Task requirements:
Your task is to copy the records that follow exactly, minus any images.

Source data:

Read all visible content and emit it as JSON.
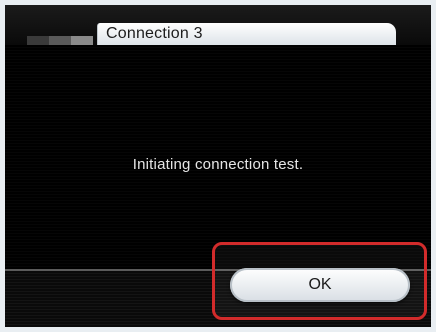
{
  "window": {
    "title": "Connection 3"
  },
  "header": {
    "block_colors": [
      "#3a3a3a",
      "#5a5a5a",
      "#8a8a8a"
    ]
  },
  "main": {
    "message": "Initiating connection test."
  },
  "footer": {
    "ok_label": "OK"
  },
  "colors": {
    "highlight": "#d22b2b",
    "background": "#000000",
    "tab": "#ffffff"
  }
}
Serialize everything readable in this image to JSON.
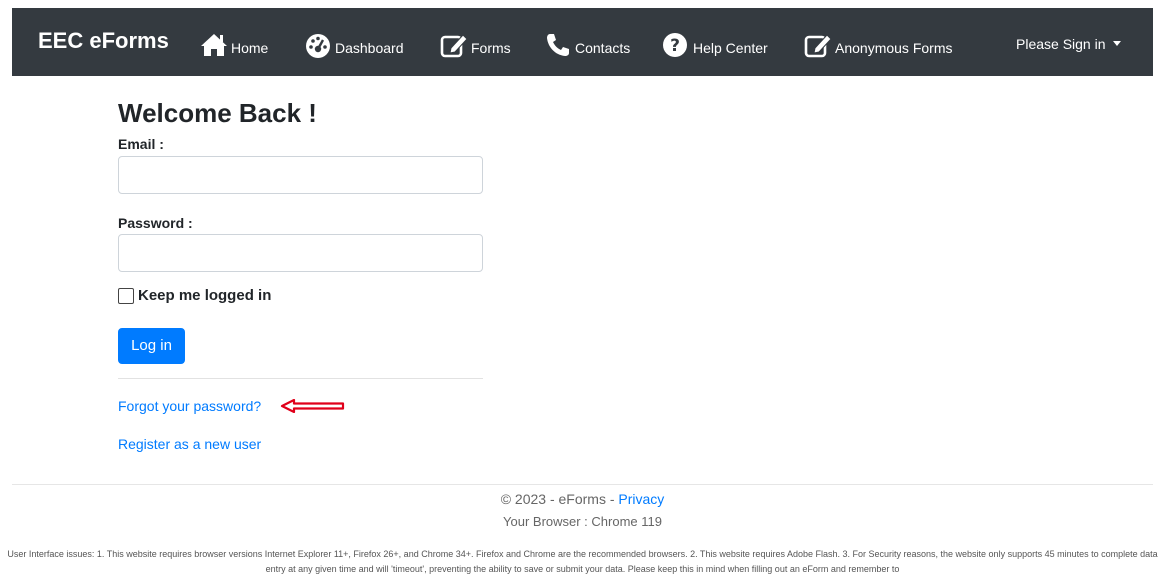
{
  "nav": {
    "brand": "EEC eForms",
    "items": [
      {
        "label": "Home",
        "icon": "home-icon"
      },
      {
        "label": "Dashboard",
        "icon": "dashboard-gauge-icon"
      },
      {
        "label": "Forms",
        "icon": "edit-form-icon"
      },
      {
        "label": "Contacts",
        "icon": "phone-icon"
      },
      {
        "label": "Help Center",
        "icon": "question-circle-icon"
      },
      {
        "label": "Anonymous Forms",
        "icon": "edit-form-icon"
      }
    ],
    "signin": "Please Sign in"
  },
  "login": {
    "title": "Welcome Back !",
    "email_label": "Email :",
    "email_value": "",
    "password_label": "Password :",
    "password_value": "",
    "remember_label": "Keep me logged in",
    "remember_checked": false,
    "submit_label": "Log in",
    "forgot_link": "Forgot your password?",
    "register_link": "Register as a new user"
  },
  "annotation": {
    "arrow_color": "#e0001a"
  },
  "footer": {
    "copyright": "© 2023 - eForms -",
    "privacy_link": "Privacy",
    "browser": "Your Browser : Chrome 119",
    "notice": "User Interface issues: 1. This website requires browser versions Internet Explorer 11+, Firefox 26+, and Chrome 34+. Firefox and Chrome are the recommended browsers. 2. This website requires Adobe Flash. 3. For Security reasons, the website only supports 45 minutes to complete data entry at any given time and will 'timeout', preventing the ability to save or submit your data. Please keep this in mind when filling out an eForm and remember to"
  },
  "colors": {
    "navbar": "#343a40",
    "primary": "#007bff",
    "link": "#007bff"
  }
}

Exercise answer:
Read all visible content and emit it as JSON.
{
  "window": {
    "title": "Connection 3"
  },
  "header": {
    "block_colors": [
      "#3a3a3a",
      "#5a5a5a",
      "#8a8a8a"
    ]
  },
  "main": {
    "message": "Initiating connection test."
  },
  "footer": {
    "ok_label": "OK"
  },
  "colors": {
    "highlight": "#d22b2b",
    "background": "#000000",
    "tab": "#ffffff"
  }
}
Serialize everything readable in this image to JSON.
{
  "nav": {
    "brand": "EEC eForms",
    "items": [
      {
        "label": "Home",
        "icon": "home-icon"
      },
      {
        "label": "Dashboard",
        "icon": "dashboard-gauge-icon"
      },
      {
        "label": "Forms",
        "icon": "edit-form-icon"
      },
      {
        "label": "Contacts",
        "icon": "phone-icon"
      },
      {
        "label": "Help Center",
        "icon": "question-circle-icon"
      },
      {
        "label": "Anonymous Forms",
        "icon": "edit-form-icon"
      }
    ],
    "signin": "Please Sign in"
  },
  "login": {
    "title": "Welcome Back !",
    "email_label": "Email :",
    "email_value": "",
    "password_label": "Password :",
    "password_value": "",
    "remember_label": "Keep me logged in",
    "remember_checked": false,
    "submit_label": "Log in",
    "forgot_link": "Forgot your password?",
    "register_link": "Register as a new user"
  },
  "annotation": {
    "arrow_color": "#e0001a"
  },
  "footer": {
    "copyright": "© 2023 - eForms -",
    "privacy_link": "Privacy",
    "browser": "Your Browser : Chrome 119",
    "notice": "User Interface issues: 1. This website requires browser versions Internet Explorer 11+, Firefox 26+, and Chrome 34+. Firefox and Chrome are the recommended browsers. 2. This website requires Adobe Flash. 3. For Security reasons, the website only supports 45 minutes to complete data entry at any given time and will 'timeout', preventing the ability to save or submit your data. Please keep this in mind when filling out an eForm and remember to"
  },
  "colors": {
    "navbar": "#343a40",
    "primary": "#007bff",
    "link": "#007bff"
  }
}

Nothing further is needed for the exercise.